* **Information shown**:
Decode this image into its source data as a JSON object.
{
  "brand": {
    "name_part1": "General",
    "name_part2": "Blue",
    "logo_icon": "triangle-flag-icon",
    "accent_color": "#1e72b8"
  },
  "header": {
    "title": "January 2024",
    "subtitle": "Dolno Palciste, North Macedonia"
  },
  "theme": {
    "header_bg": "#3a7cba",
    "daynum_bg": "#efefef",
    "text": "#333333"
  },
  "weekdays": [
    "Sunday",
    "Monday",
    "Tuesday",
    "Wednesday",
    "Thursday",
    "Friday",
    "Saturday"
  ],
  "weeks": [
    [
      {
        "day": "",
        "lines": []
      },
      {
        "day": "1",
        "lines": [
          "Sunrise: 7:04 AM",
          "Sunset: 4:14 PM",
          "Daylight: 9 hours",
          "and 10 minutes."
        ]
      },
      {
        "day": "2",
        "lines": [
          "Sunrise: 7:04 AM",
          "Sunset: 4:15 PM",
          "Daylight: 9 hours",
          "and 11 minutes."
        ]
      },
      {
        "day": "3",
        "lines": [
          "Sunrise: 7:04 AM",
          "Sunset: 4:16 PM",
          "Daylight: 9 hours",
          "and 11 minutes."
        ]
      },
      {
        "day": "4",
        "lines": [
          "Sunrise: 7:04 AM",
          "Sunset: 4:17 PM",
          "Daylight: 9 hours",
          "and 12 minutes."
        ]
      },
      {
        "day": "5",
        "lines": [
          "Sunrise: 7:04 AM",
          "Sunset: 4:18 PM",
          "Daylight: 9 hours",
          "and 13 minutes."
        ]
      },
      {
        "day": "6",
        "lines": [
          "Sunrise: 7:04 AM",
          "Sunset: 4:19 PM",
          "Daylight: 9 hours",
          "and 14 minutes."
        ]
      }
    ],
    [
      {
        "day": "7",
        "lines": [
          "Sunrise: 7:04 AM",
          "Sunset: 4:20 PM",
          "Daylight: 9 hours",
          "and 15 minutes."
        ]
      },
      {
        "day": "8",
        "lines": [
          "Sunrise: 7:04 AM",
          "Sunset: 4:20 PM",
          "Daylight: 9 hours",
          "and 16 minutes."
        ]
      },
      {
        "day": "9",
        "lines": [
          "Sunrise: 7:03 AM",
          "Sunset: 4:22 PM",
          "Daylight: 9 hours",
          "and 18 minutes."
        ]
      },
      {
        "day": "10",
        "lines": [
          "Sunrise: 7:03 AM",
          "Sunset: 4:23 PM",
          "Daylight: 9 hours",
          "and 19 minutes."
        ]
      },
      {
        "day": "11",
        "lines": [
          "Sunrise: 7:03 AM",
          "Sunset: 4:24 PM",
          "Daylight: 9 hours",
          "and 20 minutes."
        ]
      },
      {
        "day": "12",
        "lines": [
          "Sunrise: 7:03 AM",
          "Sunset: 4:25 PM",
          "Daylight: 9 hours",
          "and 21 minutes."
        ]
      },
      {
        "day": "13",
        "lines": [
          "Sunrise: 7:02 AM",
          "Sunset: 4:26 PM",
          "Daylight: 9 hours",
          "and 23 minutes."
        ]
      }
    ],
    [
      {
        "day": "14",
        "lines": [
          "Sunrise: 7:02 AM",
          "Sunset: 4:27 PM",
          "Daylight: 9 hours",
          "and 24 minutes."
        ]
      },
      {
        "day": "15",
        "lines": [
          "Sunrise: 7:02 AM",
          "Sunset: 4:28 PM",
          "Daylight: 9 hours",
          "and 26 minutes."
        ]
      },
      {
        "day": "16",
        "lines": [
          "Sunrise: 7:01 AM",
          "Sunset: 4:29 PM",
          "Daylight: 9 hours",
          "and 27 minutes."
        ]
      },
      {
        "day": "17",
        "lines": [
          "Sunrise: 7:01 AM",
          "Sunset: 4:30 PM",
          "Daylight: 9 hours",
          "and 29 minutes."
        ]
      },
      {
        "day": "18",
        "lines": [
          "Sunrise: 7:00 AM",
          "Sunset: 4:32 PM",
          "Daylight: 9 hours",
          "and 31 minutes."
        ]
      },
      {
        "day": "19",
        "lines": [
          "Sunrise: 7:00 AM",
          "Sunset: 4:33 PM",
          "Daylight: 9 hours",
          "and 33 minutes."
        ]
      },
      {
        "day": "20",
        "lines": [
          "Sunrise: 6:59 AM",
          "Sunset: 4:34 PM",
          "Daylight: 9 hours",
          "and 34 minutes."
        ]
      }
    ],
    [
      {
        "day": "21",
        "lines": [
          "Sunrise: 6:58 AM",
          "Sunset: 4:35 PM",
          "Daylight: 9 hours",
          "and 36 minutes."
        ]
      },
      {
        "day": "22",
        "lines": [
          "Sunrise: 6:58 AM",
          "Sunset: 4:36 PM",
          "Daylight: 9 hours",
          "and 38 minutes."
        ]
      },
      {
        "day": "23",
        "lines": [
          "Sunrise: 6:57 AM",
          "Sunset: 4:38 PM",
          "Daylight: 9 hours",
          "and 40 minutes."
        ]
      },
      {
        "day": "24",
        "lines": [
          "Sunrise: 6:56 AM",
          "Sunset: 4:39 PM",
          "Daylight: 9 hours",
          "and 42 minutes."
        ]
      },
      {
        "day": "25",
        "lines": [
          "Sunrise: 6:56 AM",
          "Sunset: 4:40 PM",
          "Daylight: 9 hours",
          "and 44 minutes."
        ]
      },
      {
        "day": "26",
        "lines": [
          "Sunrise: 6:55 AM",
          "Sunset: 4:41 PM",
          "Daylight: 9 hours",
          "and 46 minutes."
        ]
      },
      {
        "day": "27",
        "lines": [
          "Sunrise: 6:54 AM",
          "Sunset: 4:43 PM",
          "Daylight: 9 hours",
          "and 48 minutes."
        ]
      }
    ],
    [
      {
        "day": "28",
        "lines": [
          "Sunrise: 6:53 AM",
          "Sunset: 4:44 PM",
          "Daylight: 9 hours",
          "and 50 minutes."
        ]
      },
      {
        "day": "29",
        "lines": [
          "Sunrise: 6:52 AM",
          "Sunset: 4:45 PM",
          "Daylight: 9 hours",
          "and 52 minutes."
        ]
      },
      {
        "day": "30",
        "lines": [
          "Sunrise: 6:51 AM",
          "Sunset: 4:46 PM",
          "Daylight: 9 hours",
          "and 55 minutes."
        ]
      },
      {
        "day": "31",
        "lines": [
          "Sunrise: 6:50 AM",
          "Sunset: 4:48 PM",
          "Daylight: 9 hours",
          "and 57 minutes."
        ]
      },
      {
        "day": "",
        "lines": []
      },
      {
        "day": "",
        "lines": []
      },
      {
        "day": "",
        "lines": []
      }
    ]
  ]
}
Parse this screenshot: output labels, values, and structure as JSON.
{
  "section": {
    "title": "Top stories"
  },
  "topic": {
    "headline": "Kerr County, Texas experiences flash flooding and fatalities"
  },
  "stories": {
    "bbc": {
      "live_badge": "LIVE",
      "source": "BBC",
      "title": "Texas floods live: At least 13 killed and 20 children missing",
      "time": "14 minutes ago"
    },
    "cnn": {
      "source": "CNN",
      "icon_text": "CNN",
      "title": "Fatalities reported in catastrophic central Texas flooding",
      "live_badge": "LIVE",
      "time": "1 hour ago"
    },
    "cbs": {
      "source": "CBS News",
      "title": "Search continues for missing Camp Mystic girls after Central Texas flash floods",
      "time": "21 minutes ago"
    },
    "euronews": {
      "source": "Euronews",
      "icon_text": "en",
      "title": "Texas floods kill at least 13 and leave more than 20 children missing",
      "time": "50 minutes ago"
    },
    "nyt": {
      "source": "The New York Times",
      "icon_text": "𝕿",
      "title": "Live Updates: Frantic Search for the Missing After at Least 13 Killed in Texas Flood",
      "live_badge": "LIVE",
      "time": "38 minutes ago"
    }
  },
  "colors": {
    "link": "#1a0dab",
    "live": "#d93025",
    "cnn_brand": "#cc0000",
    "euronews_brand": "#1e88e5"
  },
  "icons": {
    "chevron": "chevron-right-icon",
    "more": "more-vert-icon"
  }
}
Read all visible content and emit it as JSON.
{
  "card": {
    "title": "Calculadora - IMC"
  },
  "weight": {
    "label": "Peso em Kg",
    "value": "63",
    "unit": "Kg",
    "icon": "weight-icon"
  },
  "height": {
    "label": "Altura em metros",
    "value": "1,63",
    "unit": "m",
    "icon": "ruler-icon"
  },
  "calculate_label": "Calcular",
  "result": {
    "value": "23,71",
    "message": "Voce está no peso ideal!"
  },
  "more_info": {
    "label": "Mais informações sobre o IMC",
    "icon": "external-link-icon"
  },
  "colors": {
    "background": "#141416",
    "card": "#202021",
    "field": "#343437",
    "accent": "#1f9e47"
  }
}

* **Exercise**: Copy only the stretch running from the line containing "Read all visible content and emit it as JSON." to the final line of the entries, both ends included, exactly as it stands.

* **The completed task**:
Read all visible content and emit it as JSON.
{
  "card": {
    "title": "Calculadora - IMC"
  },
  "weight": {
    "label": "Peso em Kg",
    "value": "63",
    "unit": "Kg",
    "icon": "weight-icon"
  },
  "height": {
    "label": "Altura em metros",
    "value": "1,63",
    "unit": "m",
    "icon": "ruler-icon"
  },
  "calculate_label": "Calcular",
  "result": {
    "value": "23,71",
    "message": "Voce está no peso ideal!"
  },
  "more_info": {
    "label": "Mais informações sobre o IMC",
    "icon": "external-link-icon"
  },
  "colors": {
    "background": "#141416",
    "card": "#202021",
    "field": "#343437",
    "accent": "#1f9e47"
  }
}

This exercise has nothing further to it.